IDEALLY, young teens should not have babies. Babies should be born into a nurturing, two-parent household. Able-bodied people - except, perhaps, those with preschoolers at home - should work. And fathers, even single ones, should play a central role in the lives of their children.
On the whole, Americans agree with these sentiments.
And, as politicians eager to please, Congress and the president are responding to the national sense of crisis that surrounds these issues.
But so far, the picture that has emerged on welfare reform is one of political groping.
Republicans in Congress have declared that turning welfare programs over to the states is the best way to go.
But then they spent days working out the details on restrictions and prescriptions for the states to follow - much to the chagrin of some Republican governors.
For several hours last week, for example, members of the House Ways and Means Committee worked out - then reworked the next day - a formula to reward states for lowering out-of-wedlock birth rates.
On the other side of the aisle, Democrats have struggled to reach any consensus at all on welfare policy.
Undergirding the whole debate, though, is a nagging sense that government can affect human behavior, particularly the most intimate of decisions, only on the margins.
Even if states took away all aid to teenage mothers and their children, no one thinks teenagers would stop having babies over night, though some argue they would over time.
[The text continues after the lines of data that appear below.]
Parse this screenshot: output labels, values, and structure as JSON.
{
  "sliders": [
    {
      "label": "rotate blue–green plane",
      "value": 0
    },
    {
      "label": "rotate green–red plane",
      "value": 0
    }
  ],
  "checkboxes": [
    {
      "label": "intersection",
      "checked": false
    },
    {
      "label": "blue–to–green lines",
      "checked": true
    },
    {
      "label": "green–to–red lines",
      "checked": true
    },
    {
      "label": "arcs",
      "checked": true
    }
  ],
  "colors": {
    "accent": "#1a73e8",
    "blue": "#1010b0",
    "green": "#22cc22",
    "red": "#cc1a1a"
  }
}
``The one thing that governments don't know how to do is change attitudes and behavior,'' says welfare specialist Frances Fox Piven, a professor of political science at City University of New York. ``They usually don't take into account the monumentally complicated forces shaping attitudes and behavior in the first place.''
``If there was a magical solution, we would have heard about it by now,'' says John Truscott, press secretary to Michigan Gov. John Engler (R), a leading advocate of state-based welfare reform.
Michigan's welfare reform efforts are based more on incentives than on punishment, says Mr. Truscott. In Michigan, if a minor has a baby, she has to live at home, except in cases of abuse, and she still gets cash assistance. Under the Republicans' proposed law in the US House, unwed mothers under age 18 would get no government cash.
``We are concerned about the babies'' in those cases, says Truscott, ``because the states will be responsible.''
BUT here on Capitol Hill, even the architects of the tougher approach to teenage pregnancy aren't satisfied with what's emerging from Congress. The GOP's Contract With America called for a lifetime ban on cash aid to girls under age 18 who give birth out of wedlock. In the House Ways and Means Committee, that has been softened to ban cash grants only until a teenage mother reaches age 18.
``Ways and Means has weakened it to the point of being just a message,'' says Rep. Jim Talent (R) of Missouri, who co-wrote the welfare reform component of the Contract With America.
Congressman Talent says that only 4 percent of the welfare caseload involves unwed mothers under 18. If the stronger provision had been left intact, he says, ``we would have seen a decline in out-of-wedlock births.''
He also predicts that, under the tougher law, more young parents would consider giving up their babies for adoption, ``where their expectancies for success in life would go up.''
What the government can't do, Talent acknowledges, is restore the societal stigma once attached to out-of-wedlock pregnancy. But, the congressman says, government can rethink the web of welfare provisions and tax structures that discourage marriage and work. ``Eligibility for health care shouldn't be linked to having been on welfare,'' he says.
One constituency that has entered the arena with its own message on welfare reform - and the limits on what government can ultimately accomplish - is fathers.
Even as Congress works up legislation to enhance efforts at collecting delinquent child-support payments, a coalescing network of fathers-rights advocates is asserting that cash is not the most important role a father should play in the lives of his children.
``The one thing that places children at risk is when they are being reared without the active involvement of fathers,'' said Wade Horn, director of the National Fatherhood Initiative and an ex-member of the National Commission on Children, at a symposium this week.
Government can't mandate a desire on the part of fathers to spend time with their kids and tuck them in at night. But, said members of fatherhood groups that met on Capitol Hill, government can expand its focus on job training for welfare mothers to include more low-income fathers, who also need a boost to their self-esteem and life prospects.